Religion can and does cause great personal suffering, fractured families, and social breakdown. There are many individuals needing and deserving
recognition and treatment from informed professionals. We need to let go of making religion a special case in which criticism is taboo. It is our
ethical responsibility to be aware and our human obligation to be compassionate.
Beder, J (2004-2005) ‘Loss of the assumptive world – How we deal with death and loss’, Omega, 50(4), 255-265
DePrince, A.P. & Freyd, J.J. (2002) ‘The harm of trauma: Pathological fear, shattered assumptions, or betrayal?’
in J. Kauffman (Ed.) Loss of the Assumptive World (pp. 71-82), New York: Brunner-Routledge
Janoff-Bulman, R. (1992) Shattered Assumptions: Towards a new psychology of trauma, New York: Free Press
Kauffman, J. (2002) ‘Safety and the assumptive world’ in J. Kauffman (Ed.), Loss of the Assumptive World (pp. 205-211), New York: Brunner-Routledge
Shermer, M. (2011) The Believing Brain, New York: Times Books
Van der Kolk, B. A., McFarlane, A. C., and Van der Hart, O. (1996) ‘A general approach to treatment of posttraumatic stress disorder’ in B. Van der Kolk,
A. C. McFarlane, & L. Weisaeth (Eds.), Traumatic stress: The effects of overwhelming experience on mind, body, and society (pp. 417-440), New York: Guilford.

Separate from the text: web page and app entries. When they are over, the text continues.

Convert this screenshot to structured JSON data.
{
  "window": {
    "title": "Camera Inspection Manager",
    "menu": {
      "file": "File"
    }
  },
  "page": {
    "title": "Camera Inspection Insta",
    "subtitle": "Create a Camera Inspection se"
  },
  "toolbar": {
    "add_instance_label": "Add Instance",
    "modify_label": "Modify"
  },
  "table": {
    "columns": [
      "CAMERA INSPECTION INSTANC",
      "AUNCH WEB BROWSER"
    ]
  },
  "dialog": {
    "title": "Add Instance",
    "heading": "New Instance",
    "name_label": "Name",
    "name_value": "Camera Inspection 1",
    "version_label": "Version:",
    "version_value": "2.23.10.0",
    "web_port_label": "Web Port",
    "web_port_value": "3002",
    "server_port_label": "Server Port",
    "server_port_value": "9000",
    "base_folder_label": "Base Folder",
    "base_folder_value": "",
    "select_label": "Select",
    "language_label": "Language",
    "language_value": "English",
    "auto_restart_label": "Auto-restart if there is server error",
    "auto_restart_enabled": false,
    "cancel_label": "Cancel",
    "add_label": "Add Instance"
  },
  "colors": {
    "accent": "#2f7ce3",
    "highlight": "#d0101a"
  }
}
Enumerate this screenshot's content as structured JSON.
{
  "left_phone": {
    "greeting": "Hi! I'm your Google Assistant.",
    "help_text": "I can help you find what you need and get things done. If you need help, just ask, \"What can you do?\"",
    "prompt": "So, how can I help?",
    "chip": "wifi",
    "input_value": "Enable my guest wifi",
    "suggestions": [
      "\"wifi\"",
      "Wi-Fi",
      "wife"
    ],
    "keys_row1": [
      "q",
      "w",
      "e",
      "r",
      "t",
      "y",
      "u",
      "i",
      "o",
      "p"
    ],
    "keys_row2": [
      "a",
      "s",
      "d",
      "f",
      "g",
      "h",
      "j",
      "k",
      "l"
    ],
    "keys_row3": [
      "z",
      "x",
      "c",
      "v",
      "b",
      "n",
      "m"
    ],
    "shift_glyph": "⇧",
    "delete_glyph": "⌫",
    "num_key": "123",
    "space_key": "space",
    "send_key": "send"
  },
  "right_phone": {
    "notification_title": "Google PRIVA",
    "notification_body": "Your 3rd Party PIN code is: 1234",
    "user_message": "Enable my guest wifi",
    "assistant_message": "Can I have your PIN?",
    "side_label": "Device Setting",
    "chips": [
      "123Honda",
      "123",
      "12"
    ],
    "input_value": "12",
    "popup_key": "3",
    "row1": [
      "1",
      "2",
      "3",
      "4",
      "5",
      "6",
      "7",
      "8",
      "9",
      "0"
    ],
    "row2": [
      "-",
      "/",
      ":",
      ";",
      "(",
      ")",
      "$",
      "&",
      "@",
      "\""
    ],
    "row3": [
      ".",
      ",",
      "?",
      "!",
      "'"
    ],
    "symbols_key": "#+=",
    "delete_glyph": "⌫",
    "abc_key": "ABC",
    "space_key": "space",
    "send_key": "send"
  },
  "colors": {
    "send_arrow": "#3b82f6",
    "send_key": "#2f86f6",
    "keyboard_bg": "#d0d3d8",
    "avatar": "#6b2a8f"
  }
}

Walker, Pete. (2009) ‘Emotional flashback management in the treatment of Complex PTSD’, Psychotherapy.net